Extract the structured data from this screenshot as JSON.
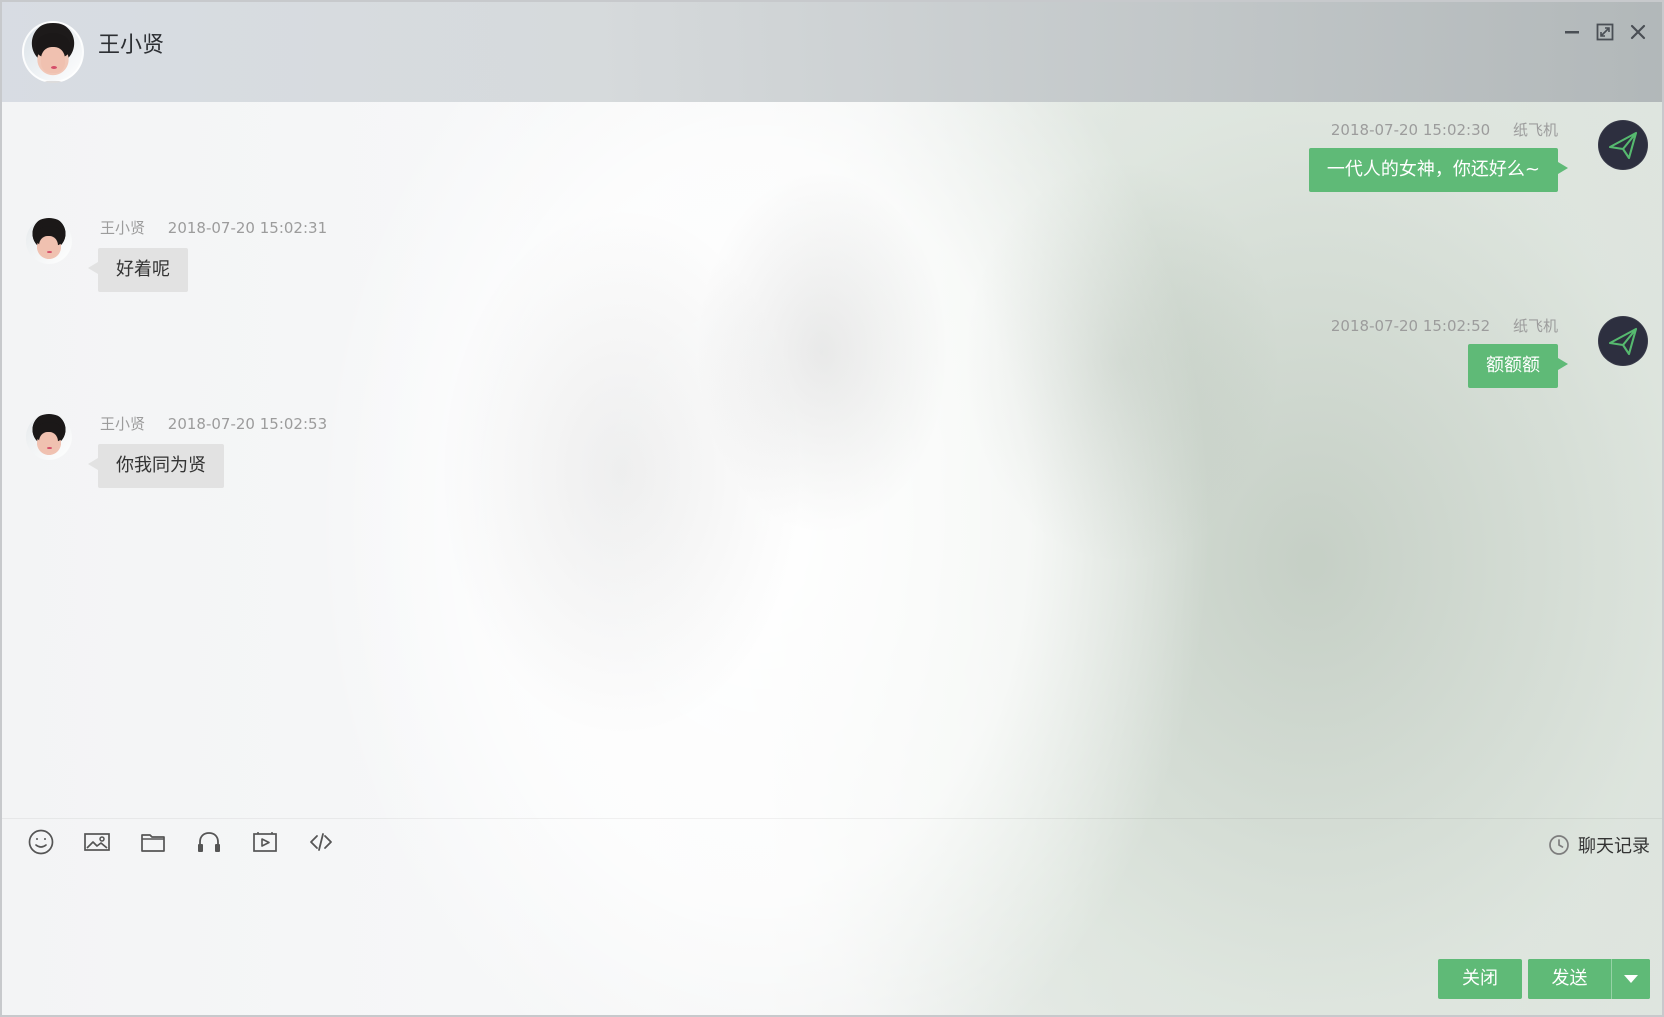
{
  "header": {
    "title": "王小贤"
  },
  "window_controls": {
    "minimize_icon": "minimize-icon",
    "maximize_icon": "maximize-icon",
    "close_icon": "close-icon"
  },
  "messages": [
    {
      "side": "right",
      "timestamp": "2018-07-20 15:02:30",
      "sender": "纸飞机",
      "text": "一代人的女神，你还好么~"
    },
    {
      "side": "left",
      "timestamp": "2018-07-20 15:02:31",
      "sender": "王小贤",
      "text": "好着呢"
    },
    {
      "side": "right",
      "timestamp": "2018-07-20 15:02:52",
      "sender": "纸飞机",
      "text": "额额额"
    },
    {
      "side": "left",
      "timestamp": "2018-07-20 15:02:53",
      "sender": "王小贤",
      "text": "你我同为贤"
    }
  ],
  "toolbar": {
    "items": [
      "emoji-icon",
      "image-icon",
      "folder-icon",
      "headphones-icon",
      "video-icon",
      "code-icon"
    ],
    "history_label": "聊天记录"
  },
  "buttons": {
    "close_label": "关闭",
    "send_label": "发送"
  },
  "colors": {
    "accent": "#5fba77",
    "dark_avatar": "#2d2f3f",
    "gray_bubble": "#e2e2e2"
  }
}
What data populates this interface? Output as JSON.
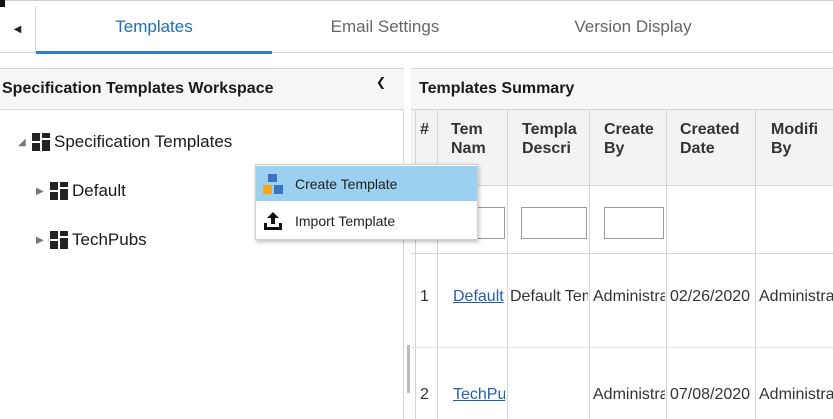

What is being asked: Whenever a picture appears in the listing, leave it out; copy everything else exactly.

Your solution:
Extract the structured data from this screenshot as JSON.
{
  "header": {
    "title": "王小贤"
  },
  "window_controls": {
    "minimize_icon": "minimize-icon",
    "maximize_icon": "maximize-icon",
    "close_icon": "close-icon"
  },
  "messages": [
    {
      "side": "right",
      "timestamp": "2018-07-20 15:02:30",
      "sender": "纸飞机",
      "text": "一代人的女神，你还好么~"
    },
    {
      "side": "left",
      "timestamp": "2018-07-20 15:02:31",
      "sender": "王小贤",
      "text": "好着呢"
    },
    {
      "side": "right",
      "timestamp": "2018-07-20 15:02:52",
      "sender": "纸飞机",
      "text": "额额额"
    },
    {
      "side": "left",
      "timestamp": "2018-07-20 15:02:53",
      "sender": "王小贤",
      "text": "你我同为贤"
    }
  ],
  "toolbar": {
    "items": [
      "emoji-icon",
      "image-icon",
      "folder-icon",
      "headphones-icon",
      "video-icon",
      "code-icon"
    ],
    "history_label": "聊天记录"
  },
  "buttons": {
    "close_label": "关闭",
    "send_label": "发送"
  },
  "colors": {
    "accent": "#5fba77",
    "dark_avatar": "#2d2f3f",
    "gray_bubble": "#e2e2e2"
  }
}
What data populates this interface? Output as JSON.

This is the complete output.